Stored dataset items
============================================================
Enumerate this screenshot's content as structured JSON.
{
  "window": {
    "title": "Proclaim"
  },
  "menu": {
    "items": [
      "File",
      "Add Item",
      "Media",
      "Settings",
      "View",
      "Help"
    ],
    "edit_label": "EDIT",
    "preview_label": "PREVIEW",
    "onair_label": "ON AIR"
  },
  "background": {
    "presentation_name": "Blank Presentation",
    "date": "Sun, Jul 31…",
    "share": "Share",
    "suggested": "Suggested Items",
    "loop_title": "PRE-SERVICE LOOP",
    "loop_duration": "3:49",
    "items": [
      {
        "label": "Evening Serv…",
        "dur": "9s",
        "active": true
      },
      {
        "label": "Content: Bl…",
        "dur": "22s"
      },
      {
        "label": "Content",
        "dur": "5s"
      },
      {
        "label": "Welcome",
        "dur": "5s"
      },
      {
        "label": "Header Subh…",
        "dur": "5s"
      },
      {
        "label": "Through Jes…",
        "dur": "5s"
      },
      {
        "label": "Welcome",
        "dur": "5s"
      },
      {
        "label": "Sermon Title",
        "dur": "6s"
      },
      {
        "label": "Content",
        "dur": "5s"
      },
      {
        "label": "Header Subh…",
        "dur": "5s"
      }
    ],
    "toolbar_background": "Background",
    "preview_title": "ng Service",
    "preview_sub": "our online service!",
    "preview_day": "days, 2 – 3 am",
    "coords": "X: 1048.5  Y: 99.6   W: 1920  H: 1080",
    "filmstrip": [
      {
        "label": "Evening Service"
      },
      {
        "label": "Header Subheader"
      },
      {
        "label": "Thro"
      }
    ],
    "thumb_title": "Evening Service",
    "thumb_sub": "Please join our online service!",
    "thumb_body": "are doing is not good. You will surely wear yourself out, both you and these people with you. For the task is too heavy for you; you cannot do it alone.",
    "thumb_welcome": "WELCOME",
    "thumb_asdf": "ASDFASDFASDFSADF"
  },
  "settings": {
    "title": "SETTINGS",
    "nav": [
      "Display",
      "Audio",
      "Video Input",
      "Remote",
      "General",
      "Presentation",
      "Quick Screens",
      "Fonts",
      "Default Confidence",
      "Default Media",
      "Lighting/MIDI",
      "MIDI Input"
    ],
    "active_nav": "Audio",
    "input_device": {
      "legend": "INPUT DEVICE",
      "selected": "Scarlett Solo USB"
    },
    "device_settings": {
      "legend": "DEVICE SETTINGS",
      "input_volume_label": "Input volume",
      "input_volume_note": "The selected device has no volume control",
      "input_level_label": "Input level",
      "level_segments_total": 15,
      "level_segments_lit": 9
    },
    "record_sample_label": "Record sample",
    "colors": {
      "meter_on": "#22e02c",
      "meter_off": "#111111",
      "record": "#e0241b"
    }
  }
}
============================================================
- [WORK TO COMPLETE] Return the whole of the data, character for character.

- [EXERCISE OUTPUT]
Enumerate this screenshot's content as structured JSON.
{
  "window": {
    "title": "Proclaim"
  },
  "menu": {
    "items": [
      "File",
      "Add Item",
      "Media",
      "Settings",
      "View",
      "Help"
    ],
    "edit_label": "EDIT",
    "preview_label": "PREVIEW",
    "onair_label": "ON AIR"
  },
  "background": {
    "presentation_name": "Blank Presentation",
    "date": "Sun, Jul 31…",
    "share": "Share",
    "suggested": "Suggested Items",
    "loop_title": "PRE-SERVICE LOOP",
    "loop_duration": "3:49",
    "items": [
      {
        "label": "Evening Serv…",
        "dur": "9s",
        "active": true
      },
      {
        "label": "Content: Bl…",
        "dur": "22s"
      },
      {
        "label": "Content",
        "dur": "5s"
      },
      {
        "label": "Welcome",
        "dur": "5s"
      },
      {
        "label": "Header Subh…",
        "dur": "5s"
      },
      {
        "label": "Through Jes…",
        "dur": "5s"
      },
      {
        "label": "Welcome",
        "dur": "5s"
      },
      {
        "label": "Sermon Title",
        "dur": "6s"
      },
      {
        "label": "Content",
        "dur": "5s"
      },
      {
        "label": "Header Subh…",
        "dur": "5s"
      }
    ],
    "toolbar_background": "Background",
    "preview_title": "ng Service",
    "preview_sub": "our online service!",
    "preview_day": "days, 2 – 3 am",
    "coords": "X: 1048.5  Y: 99.6   W: 1920  H: 1080",
    "filmstrip": [
      {
        "label": "Evening Service"
      },
      {
        "label": "Header Subheader"
      },
      {
        "label": "Thro"
      }
    ],
    "thumb_title": "Evening Service",
    "thumb_sub": "Please join our online service!",
    "thumb_body": "are doing is not good. You will surely wear yourself out, both you and these people with you. For the task is too heavy for you; you cannot do it alone.",
    "thumb_welcome": "WELCOME",
    "thumb_asdf": "ASDFASDFASDFSADF"
  },
  "settings": {
    "title": "SETTINGS",
    "nav": [
      "Display",
      "Audio",
      "Video Input",
      "Remote",
      "General",
      "Presentation",
      "Quick Screens",
      "Fonts",
      "Default Confidence",
      "Default Media",
      "Lighting/MIDI",
      "MIDI Input"
    ],
    "active_nav": "Audio",
    "input_device": {
      "legend": "INPUT DEVICE",
      "selected": "Scarlett Solo USB"
    },
    "device_settings": {
      "legend": "DEVICE SETTINGS",
      "input_volume_label": "Input volume",
      "input_volume_note": "The selected device has no volume control",
      "input_level_label": "Input level",
      "level_segments_total": 15,
      "level_segments_lit": 9
    },
    "record_sample_label": "Record sample",
    "colors": {
      "meter_on": "#22e02c",
      "meter_off": "#111111",
      "record": "#e0241b"
    }
  }
}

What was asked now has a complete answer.